Activity:
The required result is a copy of each line below in which "data" appears.
----- Information shown
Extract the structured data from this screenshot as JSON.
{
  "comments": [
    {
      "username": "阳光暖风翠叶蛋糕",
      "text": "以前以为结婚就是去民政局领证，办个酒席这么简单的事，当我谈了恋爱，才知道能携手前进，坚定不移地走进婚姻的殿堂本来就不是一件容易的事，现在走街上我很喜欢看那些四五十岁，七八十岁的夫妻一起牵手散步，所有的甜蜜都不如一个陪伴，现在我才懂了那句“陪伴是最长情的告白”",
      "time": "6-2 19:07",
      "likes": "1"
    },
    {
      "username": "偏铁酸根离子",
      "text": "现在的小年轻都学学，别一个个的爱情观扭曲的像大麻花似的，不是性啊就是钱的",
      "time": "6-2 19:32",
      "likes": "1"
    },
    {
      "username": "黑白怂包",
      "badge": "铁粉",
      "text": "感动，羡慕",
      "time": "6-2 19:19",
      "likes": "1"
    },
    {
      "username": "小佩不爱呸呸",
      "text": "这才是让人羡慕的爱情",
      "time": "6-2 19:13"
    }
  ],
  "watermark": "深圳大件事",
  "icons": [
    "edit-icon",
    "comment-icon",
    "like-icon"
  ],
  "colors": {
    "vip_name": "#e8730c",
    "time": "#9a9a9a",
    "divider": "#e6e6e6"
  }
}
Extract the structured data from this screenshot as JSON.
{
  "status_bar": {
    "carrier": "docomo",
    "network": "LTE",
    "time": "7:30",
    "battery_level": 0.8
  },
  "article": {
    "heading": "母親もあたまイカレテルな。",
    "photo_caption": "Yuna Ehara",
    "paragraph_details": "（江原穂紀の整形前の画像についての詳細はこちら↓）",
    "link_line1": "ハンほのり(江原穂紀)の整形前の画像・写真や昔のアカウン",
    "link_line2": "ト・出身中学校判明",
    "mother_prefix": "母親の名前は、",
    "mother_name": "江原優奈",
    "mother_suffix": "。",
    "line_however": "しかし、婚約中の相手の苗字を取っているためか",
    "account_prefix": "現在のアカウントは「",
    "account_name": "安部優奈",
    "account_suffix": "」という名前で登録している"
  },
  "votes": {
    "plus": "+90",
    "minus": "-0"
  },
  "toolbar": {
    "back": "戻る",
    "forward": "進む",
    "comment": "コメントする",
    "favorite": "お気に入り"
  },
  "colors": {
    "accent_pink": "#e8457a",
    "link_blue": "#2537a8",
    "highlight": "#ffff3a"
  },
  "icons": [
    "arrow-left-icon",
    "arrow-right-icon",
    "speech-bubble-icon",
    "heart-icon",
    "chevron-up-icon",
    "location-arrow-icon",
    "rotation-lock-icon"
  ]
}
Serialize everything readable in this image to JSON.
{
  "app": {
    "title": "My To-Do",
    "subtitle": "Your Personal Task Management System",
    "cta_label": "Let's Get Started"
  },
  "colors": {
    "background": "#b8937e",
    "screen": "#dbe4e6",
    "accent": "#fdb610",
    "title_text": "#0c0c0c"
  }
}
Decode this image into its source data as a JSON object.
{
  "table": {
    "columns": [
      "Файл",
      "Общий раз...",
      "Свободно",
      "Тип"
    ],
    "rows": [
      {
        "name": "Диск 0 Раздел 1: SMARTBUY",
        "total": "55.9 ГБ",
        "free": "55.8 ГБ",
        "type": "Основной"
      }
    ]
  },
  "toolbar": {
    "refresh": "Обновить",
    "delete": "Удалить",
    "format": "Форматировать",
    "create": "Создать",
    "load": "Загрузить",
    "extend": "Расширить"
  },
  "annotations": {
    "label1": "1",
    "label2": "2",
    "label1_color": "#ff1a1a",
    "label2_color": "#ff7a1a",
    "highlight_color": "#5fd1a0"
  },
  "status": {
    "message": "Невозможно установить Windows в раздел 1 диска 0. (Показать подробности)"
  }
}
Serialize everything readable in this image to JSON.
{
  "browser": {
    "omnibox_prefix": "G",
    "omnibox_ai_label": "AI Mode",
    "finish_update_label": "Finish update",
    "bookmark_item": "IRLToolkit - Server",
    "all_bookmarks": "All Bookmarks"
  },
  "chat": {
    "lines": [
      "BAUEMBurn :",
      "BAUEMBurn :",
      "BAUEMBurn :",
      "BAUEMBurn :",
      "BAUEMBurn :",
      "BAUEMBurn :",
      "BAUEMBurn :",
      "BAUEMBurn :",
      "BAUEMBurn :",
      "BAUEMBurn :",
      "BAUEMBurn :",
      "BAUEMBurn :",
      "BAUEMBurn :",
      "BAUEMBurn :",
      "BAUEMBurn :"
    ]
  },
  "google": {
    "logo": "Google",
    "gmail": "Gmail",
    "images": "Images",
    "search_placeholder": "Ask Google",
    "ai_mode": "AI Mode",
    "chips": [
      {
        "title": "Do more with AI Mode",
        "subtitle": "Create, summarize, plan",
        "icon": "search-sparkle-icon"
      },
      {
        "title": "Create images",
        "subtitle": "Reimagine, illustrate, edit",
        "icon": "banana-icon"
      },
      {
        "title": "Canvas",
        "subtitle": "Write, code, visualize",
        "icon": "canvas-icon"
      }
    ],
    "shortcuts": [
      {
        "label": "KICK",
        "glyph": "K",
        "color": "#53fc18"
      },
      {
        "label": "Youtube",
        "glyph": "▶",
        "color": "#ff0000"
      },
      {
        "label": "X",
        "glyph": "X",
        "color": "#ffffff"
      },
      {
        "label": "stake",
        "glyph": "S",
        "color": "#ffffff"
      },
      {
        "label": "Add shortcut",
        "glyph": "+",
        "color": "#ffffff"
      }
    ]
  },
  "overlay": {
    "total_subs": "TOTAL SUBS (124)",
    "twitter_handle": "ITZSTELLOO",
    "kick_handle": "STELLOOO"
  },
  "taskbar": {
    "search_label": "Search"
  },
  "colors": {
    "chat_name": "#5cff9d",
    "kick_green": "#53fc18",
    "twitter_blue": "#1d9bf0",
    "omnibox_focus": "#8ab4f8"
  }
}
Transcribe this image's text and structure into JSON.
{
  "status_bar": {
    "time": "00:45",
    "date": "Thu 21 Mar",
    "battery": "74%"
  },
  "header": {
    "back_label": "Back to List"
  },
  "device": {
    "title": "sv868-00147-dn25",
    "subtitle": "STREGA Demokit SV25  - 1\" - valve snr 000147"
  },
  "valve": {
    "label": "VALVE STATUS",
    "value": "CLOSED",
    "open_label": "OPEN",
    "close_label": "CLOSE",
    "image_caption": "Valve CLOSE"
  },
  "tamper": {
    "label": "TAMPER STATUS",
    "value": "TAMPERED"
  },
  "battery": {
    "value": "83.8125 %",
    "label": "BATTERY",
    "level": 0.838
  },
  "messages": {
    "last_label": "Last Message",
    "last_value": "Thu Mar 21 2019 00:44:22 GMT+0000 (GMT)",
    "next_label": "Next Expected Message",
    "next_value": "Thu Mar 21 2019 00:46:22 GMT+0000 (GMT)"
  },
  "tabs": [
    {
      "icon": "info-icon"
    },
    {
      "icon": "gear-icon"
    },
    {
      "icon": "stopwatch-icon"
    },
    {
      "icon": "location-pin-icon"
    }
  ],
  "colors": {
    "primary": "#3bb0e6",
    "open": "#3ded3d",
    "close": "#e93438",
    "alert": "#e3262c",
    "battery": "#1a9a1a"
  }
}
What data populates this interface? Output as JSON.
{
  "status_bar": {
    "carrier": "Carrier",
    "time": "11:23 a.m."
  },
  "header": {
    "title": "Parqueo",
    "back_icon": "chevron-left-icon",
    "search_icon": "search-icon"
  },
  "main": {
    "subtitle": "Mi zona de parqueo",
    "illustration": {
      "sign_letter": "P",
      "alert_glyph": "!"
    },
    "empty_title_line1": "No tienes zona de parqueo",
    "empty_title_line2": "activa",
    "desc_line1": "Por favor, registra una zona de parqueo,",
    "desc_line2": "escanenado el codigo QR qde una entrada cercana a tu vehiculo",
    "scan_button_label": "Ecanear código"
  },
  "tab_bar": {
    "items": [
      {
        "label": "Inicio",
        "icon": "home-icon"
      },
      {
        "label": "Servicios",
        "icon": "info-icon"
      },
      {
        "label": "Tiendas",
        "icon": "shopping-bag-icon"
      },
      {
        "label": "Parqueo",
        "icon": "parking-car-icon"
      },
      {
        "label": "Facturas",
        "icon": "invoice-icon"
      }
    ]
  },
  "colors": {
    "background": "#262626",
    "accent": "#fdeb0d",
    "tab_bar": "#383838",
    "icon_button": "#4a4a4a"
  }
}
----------
Written solution:
Extract the structured data from this screenshot as JSON.
Extract the structured data from this screenshot as JSON.
Decode this image into its source data as a JSON object.
What data populates this interface? Output as JSON.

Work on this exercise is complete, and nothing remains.